Researchers from George Mason University and the University of Wisconsin-Madison set up a fake blog with a news item on a new (and also fake) technological product called nanosilver that had several benefits and several risks. They then created two versions of the news post, one with comments that ran the gamut from supportive to skeptical but were civil, and one where the comments ran the same gamut but contained rude outbursts, obscenities and attacks on other commenters.
Then they had two groups read the article, followed by one set of the comments. Those who read the civil comments were more likely to hold the same opinion about nanosilver they'd held before reading the comments. The readers of the uncivil comments were more polarized, more likely to change their minds about nanosilver and to focus on its risks.
Though it's not clear from the study whether a string of notably positive comments (if such a thing ever exists) would make readers concentrate on nanosilver's benefits, at least one thing seems certain — boos and jeers are infectious. That led the researchers to label their findings "the nasty effect."
I've been railing about online comments for a while now — the ones I receive as well as those I can't seem to tear my eyes away from after reading some particularly hate-baiting piece of writing on the Internet (reliable topics: the Obamas, Lena Dunham and anything in which "childfree" and "sanctimommy" appear within two paragraphs of each other).
And while I will admit that comments can range from genuinely illuminating to definitely subhuman (with most occupying an in-between territory), I've long figured that they inflict damage well beyond the wearying effects of reading about "libtards" and "rethugs."
As the researchers found, rude comments don't just affect mood or frame of mind. They affect how the mind frames ideas and processes information. As I've observed it, they have a dramatic effect on how writers write and, perhaps more important, on how readers read — especially those who don't remember a time before electronic media.
When I talk to students or young writers about the importance of being unafraid to take controversial positions, I'm struck by the degree to which they can't entertain a thought, much less commit one to paper, without imagining the cacophony of snark they'll get in response. Worse, they say it's rare that they read something online without scanning the comments to gauge the public response before forming a personal opinion. Sometimes they only read the comments. Having come of age in a "nasty effect" world, the idea of reading or listening or viewing and just taking it all in, without input from a crowd-sourced peanut gallery, is barely imaginable.

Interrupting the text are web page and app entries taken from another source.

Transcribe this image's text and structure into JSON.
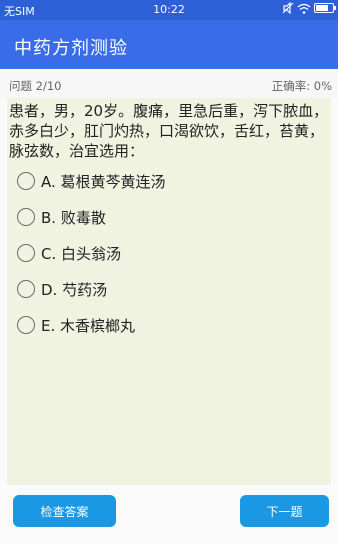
{
  "status_bar": {
    "carrier": "无SIM",
    "time": "10:22"
  },
  "app_bar": {
    "title": "中药方剂测验"
  },
  "progress": {
    "question_counter": "问题 2/10",
    "accuracy": "正确率: 0%"
  },
  "question": {
    "text": "患者，男，20岁。腹痛，里急后重，泻下脓血，赤多白少，肛门灼热，口渴欲饮，舌红，苔黄，脉弦数，治宜选用："
  },
  "options": [
    {
      "label": "A. 葛根黄芩黄连汤",
      "selected": false
    },
    {
      "label": "B. 败毒散",
      "selected": false
    },
    {
      "label": "C. 白头翁汤",
      "selected": false
    },
    {
      "label": "D. 芍药汤",
      "selected": false
    },
    {
      "label": "E. 木香槟榔丸",
      "selected": false
    }
  ],
  "buttons": {
    "check_answer": "检查答案",
    "next": "下一题"
  },
  "colors": {
    "status_bar": "#2d5fd6",
    "app_bar": "#3a6be8",
    "card_background": "#f1f3e1",
    "button": "#1a98e4"
  }
}
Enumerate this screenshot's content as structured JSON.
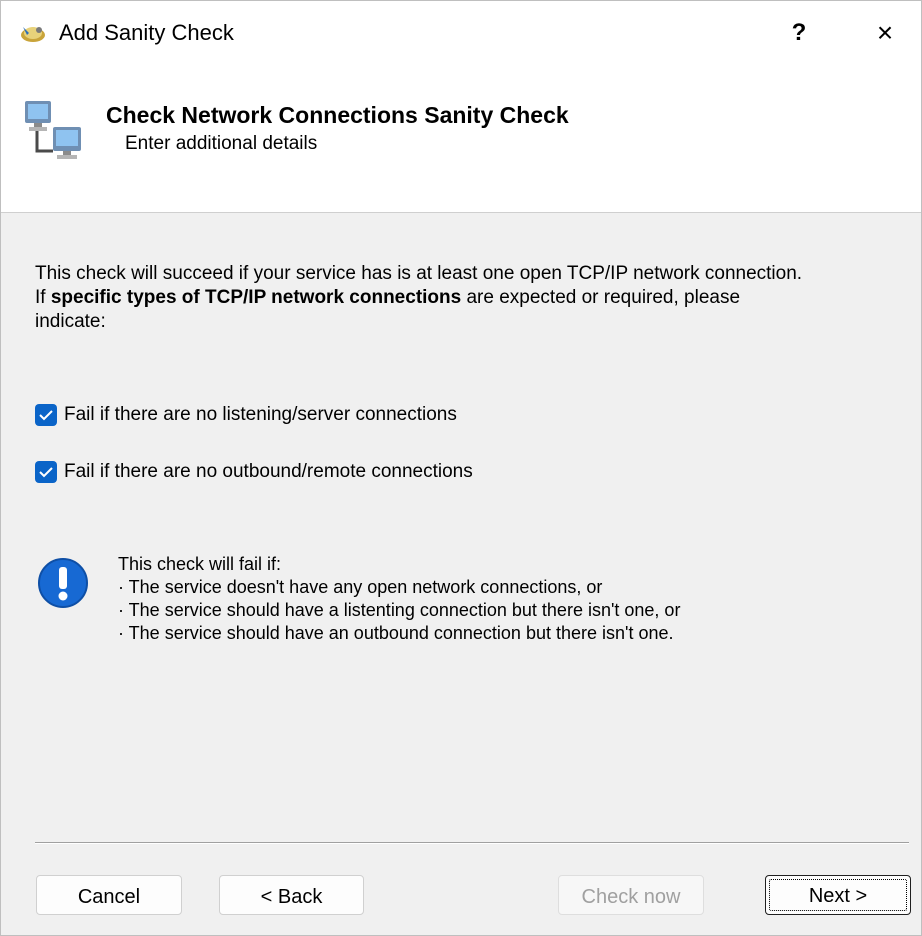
{
  "window": {
    "title": "Add Sanity Check",
    "help_label": "?",
    "close_label": "×"
  },
  "header": {
    "title": "Check Network Connections Sanity Check",
    "subtitle": "Enter additional details"
  },
  "description": {
    "line1": "This check will succeed if your service has is at least one open TCP/IP network connection.",
    "line2_prefix": "If ",
    "line2_bold": "specific types of TCP/IP network connections",
    "line2_suffix": " are expected or required, please",
    "line3": "indicate:"
  },
  "options": [
    {
      "label": "Fail if there are no listening/server connections",
      "checked": true
    },
    {
      "label": "Fail if there are no outbound/remote connections",
      "checked": true
    }
  ],
  "info": {
    "heading": "This check will fail if:",
    "bullets": [
      "· The service doesn't have any open network connections, or",
      "· The service should have a listenting connection but there isn't one, or",
      "· The service should have an outbound connection but there isn't one."
    ]
  },
  "buttons": {
    "cancel": "Cancel",
    "back": "< Back",
    "check_now": "Check now",
    "next": "Next >"
  },
  "colors": {
    "accent": "#0a64c8",
    "info_icon": "#1769d3"
  },
  "icons": {
    "app": "sanity-check-app-icon",
    "network": "network-computers-icon",
    "info": "exclamation-info-icon",
    "checkbox": "checkmark-icon"
  }
}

Though it's gratifying to see my long-standing suspicions about the end of independent thought backed up by scientific data, meaningful solutions are hard to come by. As someone who wasted the better part of 15 minutes this morning following a trail of foaming-mouth remarks about Florida in general and sinkholes specifically, I'm certainly not in a position to offer any.
But with enough imagination, online comments may at least have the potential to be reappropriated into a kind of "found art." Jesus Sanchez, publisher of the neighborhood blog TheEastsiderLA.com, whose posts about gentrification attract comments along the lines of (yes, this one's real) "A message from us hipsters…. Buh BYE! Hope la puerta doesnt hit you in the tush!," was planning an event this past weekend in which actors were to read from the blog's more colorful comments.
"I have to say," Mr. Sanchez told me, "some of the rudest comments are often the best written. Sometimes I think, 'Wow, I wish I could write like that.'"
A magnanimous attitude, to say the least. Because if you think most journalists feel that way, I have some nanosilver to sell you.
Meghan Daum is a columnist for the Los Angeles Times. Her email is firstname.lastname@example.org.